In this article, we provide a comprehensive overview of current advances in artistic text style transfer. First, we formulate the task. Second, we investigate and classify state-of-the-art methods into nondeep- and deep-based methods, introduce their core ideas, and discuss their strengths and weaknesses. Third, we present several benchmark datasets and evaluation methods. Finally, we summarize the current challenges in this field and propose possible directions for future research.
Artistic text style transfer aims at automatically turning plain text into fantastic artworks with given artistic effects. According to the input, we divide the artistic text style transfer problem into three categories from easy to difficult: supervised effect transfer, unsupervised effect transfer, and joint font and effect transfer.
For a supervised effect transfer, as shown in Figure 1(a), the source effects Sl in addition to the corresponding nonstylized image S are required.
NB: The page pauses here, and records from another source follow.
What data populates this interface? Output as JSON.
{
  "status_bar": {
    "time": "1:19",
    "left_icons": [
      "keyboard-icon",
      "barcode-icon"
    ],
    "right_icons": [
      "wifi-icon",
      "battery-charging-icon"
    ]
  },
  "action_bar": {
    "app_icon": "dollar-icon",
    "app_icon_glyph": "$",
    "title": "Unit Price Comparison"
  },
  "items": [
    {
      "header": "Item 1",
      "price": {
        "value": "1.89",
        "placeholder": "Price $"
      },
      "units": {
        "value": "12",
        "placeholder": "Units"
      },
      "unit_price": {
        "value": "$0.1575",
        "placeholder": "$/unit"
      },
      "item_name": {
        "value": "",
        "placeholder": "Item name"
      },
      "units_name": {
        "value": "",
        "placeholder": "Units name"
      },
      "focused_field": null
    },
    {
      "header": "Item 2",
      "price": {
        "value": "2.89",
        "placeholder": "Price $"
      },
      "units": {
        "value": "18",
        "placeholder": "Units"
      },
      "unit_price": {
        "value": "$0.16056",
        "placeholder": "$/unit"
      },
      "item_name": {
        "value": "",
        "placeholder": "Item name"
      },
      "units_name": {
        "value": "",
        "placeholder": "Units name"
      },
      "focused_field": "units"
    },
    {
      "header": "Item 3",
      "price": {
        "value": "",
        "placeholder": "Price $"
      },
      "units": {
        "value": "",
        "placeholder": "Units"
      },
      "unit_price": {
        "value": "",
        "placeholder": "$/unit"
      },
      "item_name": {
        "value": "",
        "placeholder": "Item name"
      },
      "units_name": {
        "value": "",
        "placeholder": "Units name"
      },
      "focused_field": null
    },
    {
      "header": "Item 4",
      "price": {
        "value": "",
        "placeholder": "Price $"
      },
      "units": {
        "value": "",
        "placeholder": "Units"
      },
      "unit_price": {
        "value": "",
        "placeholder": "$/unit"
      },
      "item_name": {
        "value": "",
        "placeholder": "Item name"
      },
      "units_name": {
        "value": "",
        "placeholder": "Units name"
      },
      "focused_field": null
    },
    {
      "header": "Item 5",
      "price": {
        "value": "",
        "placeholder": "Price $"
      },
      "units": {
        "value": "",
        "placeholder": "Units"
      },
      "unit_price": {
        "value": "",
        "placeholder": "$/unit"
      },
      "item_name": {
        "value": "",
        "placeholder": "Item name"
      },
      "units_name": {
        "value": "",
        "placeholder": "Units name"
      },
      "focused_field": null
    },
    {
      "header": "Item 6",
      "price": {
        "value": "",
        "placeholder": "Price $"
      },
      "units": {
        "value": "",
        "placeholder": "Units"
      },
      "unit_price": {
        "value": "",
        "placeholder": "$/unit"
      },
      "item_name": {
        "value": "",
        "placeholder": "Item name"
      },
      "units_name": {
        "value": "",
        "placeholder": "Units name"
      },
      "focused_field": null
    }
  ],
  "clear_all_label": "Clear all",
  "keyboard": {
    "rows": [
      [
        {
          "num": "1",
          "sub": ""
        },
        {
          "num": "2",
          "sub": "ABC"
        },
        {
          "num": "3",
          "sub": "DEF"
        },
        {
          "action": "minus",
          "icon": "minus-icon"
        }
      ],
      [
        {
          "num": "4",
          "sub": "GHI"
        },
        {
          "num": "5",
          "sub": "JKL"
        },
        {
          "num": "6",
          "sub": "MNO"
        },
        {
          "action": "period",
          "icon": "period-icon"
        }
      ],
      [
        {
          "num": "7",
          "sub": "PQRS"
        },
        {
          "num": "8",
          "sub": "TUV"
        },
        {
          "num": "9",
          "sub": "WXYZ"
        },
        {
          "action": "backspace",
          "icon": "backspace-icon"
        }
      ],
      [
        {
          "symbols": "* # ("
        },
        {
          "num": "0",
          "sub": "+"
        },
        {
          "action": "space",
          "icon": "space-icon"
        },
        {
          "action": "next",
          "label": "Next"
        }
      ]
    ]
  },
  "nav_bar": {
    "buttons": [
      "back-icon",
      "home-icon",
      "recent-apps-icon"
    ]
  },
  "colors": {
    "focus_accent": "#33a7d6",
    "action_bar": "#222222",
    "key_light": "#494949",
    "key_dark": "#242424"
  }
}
The algorithms learn the transformation between them, then apply it to the target text T to synthesize the result Tl . An unsupervised effect transfer, on the other hand, gets rid of the dependency on S and directly builds the transformation by extracting the proper features of source effects Sl and target text T, as shown in Figure 1(b). Since S is not required, the constraints on Sl are further relaxed, where Sl can be arbitrary style images besides text effects [Figure 1(c)]. As for joint font and effect transfer, it considers fonts as a part of the style, thus aiming at transferring artistic effects and text fonts jointly.